- WHAT YOU WILL DO
In full and without alteration, copy the listing.

* * * * * * *

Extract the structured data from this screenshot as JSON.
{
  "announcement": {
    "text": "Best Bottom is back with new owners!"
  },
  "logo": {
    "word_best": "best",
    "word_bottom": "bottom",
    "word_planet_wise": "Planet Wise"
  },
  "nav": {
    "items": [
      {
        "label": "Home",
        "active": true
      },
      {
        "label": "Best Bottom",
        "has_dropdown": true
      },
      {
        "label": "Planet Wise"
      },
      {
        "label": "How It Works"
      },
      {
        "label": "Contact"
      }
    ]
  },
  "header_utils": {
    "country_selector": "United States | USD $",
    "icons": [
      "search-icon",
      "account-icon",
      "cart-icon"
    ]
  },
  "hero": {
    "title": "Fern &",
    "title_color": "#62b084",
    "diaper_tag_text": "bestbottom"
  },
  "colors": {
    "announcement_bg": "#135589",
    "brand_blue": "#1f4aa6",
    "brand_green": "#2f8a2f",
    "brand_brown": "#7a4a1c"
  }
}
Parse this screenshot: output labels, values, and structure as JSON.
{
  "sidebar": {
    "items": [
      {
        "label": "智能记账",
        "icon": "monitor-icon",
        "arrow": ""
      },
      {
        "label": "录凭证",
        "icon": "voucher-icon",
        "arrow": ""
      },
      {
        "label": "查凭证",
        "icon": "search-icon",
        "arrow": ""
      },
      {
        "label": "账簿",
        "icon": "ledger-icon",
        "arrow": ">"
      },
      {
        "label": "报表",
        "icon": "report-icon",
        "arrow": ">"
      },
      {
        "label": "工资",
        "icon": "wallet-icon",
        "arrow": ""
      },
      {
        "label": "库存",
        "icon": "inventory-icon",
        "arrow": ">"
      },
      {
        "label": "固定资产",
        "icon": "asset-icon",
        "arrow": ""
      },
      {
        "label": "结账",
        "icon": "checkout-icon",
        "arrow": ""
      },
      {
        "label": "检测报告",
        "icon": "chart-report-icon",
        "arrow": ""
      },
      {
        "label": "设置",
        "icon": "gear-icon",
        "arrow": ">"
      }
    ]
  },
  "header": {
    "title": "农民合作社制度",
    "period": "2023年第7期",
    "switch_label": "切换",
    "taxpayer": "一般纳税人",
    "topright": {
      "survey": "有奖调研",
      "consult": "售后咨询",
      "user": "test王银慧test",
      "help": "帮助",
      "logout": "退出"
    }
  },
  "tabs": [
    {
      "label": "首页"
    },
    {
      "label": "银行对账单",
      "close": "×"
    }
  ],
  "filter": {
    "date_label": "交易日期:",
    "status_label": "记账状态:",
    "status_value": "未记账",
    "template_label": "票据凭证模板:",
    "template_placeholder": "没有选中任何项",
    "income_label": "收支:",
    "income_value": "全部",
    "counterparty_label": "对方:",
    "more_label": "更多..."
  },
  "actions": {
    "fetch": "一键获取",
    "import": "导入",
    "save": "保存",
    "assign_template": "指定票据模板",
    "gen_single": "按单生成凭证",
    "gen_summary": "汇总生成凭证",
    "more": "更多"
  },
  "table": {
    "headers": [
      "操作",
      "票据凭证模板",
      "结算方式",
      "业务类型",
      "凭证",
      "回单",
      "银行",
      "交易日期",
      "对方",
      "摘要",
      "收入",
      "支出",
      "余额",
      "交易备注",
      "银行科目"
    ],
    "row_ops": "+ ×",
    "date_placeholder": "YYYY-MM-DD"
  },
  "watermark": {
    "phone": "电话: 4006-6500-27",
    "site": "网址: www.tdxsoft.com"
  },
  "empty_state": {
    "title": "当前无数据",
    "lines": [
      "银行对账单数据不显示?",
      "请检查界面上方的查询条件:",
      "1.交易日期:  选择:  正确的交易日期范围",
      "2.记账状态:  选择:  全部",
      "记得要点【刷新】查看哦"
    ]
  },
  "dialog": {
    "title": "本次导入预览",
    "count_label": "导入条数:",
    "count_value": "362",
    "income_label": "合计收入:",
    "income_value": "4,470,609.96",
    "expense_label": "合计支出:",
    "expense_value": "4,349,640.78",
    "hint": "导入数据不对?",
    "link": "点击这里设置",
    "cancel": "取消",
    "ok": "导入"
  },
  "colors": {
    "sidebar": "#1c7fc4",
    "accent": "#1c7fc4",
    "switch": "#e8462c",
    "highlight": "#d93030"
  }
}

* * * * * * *

- SOLUTION FOR THIS PROBLEM
Extract the structured data from this screenshot as JSON.
{
  "announcement": {
    "text": "Best Bottom is back with new owners!"
  },
  "logo": {
    "word_best": "best",
    "word_bottom": "bottom",
    "word_planet_wise": "Planet Wise"
  },
  "nav": {
    "items": [
      {
        "label": "Home",
        "active": true
      },
      {
        "label": "Best Bottom",
        "has_dropdown": true
      },
      {
        "label": "Planet Wise"
      },
      {
        "label": "How It Works"
      },
      {
        "label": "Contact"
      }
    ]
  },
  "header_utils": {
    "country_selector": "United States | USD $",
    "icons": [
      "search-icon",
      "account-icon",
      "cart-icon"
    ]
  },
  "hero": {
    "title": "Fern &",
    "title_color": "#62b084",
    "diaper_tag_text": "bestbottom"
  },
  "colors": {
    "announcement_bg": "#135589",
    "brand_blue": "#1f4aa6",
    "brand_green": "#2f8a2f",
    "brand_brown": "#7a4a1c"
  }
}
Parse this screenshot: output labels, values, and structure as JSON.
{
  "sidebar": {
    "items": [
      {
        "label": "智能记账",
        "icon": "monitor-icon",
        "arrow": ""
      },
      {
        "label": "录凭证",
        "icon": "voucher-icon",
        "arrow": ""
      },
      {
        "label": "查凭证",
        "icon": "search-icon",
        "arrow": ""
      },
      {
        "label": "账簿",
        "icon": "ledger-icon",
        "arrow": ">"
      },
      {
        "label": "报表",
        "icon": "report-icon",
        "arrow": ">"
      },
      {
        "label": "工资",
        "icon": "wallet-icon",
        "arrow": ""
      },
      {
        "label": "库存",
        "icon": "inventory-icon",
        "arrow": ">"
      },
      {
        "label": "固定资产",
        "icon": "asset-icon",
        "arrow": ""
      },
      {
        "label": "结账",
        "icon": "checkout-icon",
        "arrow": ""
      },
      {
        "label": "检测报告",
        "icon": "chart-report-icon",
        "arrow": ""
      },
      {
        "label": "设置",
        "icon": "gear-icon",
        "arrow": ">"
      }
    ]
  },
  "header": {
    "title": "农民合作社制度",
    "period": "2023年第7期",
    "switch_label": "切换",
    "taxpayer": "一般纳税人",
    "topright": {
      "survey": "有奖调研",
      "consult": "售后咨询",
      "user": "test王银慧test",
      "help": "帮助",
      "logout": "退出"
    }
  },
  "tabs": [
    {
      "label": "首页"
    },
    {
      "label": "银行对账单",
      "close": "×"
    }
  ],
  "filter": {
    "date_label": "交易日期:",
    "status_label": "记账状态:",
    "status_value": "未记账",
    "template_label": "票据凭证模板:",
    "template_placeholder": "没有选中任何项",
    "income_label": "收支:",
    "income_value": "全部",
    "counterparty_label": "对方:",
    "more_label": "更多..."
  },
  "actions": {
    "fetch": "一键获取",
    "import": "导入",
    "save": "保存",
    "assign_template": "指定票据模板",
    "gen_single": "按单生成凭证",
    "gen_summary": "汇总生成凭证",
    "more": "更多"
  },
  "table": {
    "headers": [
      "操作",
      "票据凭证模板",
      "结算方式",
      "业务类型",
      "凭证",
      "回单",
      "银行",
      "交易日期",
      "对方",
      "摘要",
      "收入",
      "支出",
      "余额",
      "交易备注",
      "银行科目"
    ],
    "row_ops": "+ ×",
    "date_placeholder": "YYYY-MM-DD"
  },
  "watermark": {
    "phone": "电话: 4006-6500-27",
    "site": "网址: www.tdxsoft.com"
  },
  "empty_state": {
    "title": "当前无数据",
    "lines": [
      "银行对账单数据不显示?",
      "请检查界面上方的查询条件:",
      "1.交易日期:  选择:  正确的交易日期范围",
      "2.记账状态:  选择:  全部",
      "记得要点【刷新】查看哦"
    ]
  },
  "dialog": {
    "title": "本次导入预览",
    "count_label": "导入条数:",
    "count_value": "362",
    "income_label": "合计收入:",
    "income_value": "4,470,609.96",
    "expense_label": "合计支出:",
    "expense_value": "4,349,640.78",
    "hint": "导入数据不对?",
    "link": "点击这里设置",
    "cancel": "取消",
    "ok": "导入"
  },
  "colors": {
    "sidebar": "#1c7fc4",
    "accent": "#1c7fc4",
    "switch": "#e8462c",
    "highlight": "#d93030"
  }
}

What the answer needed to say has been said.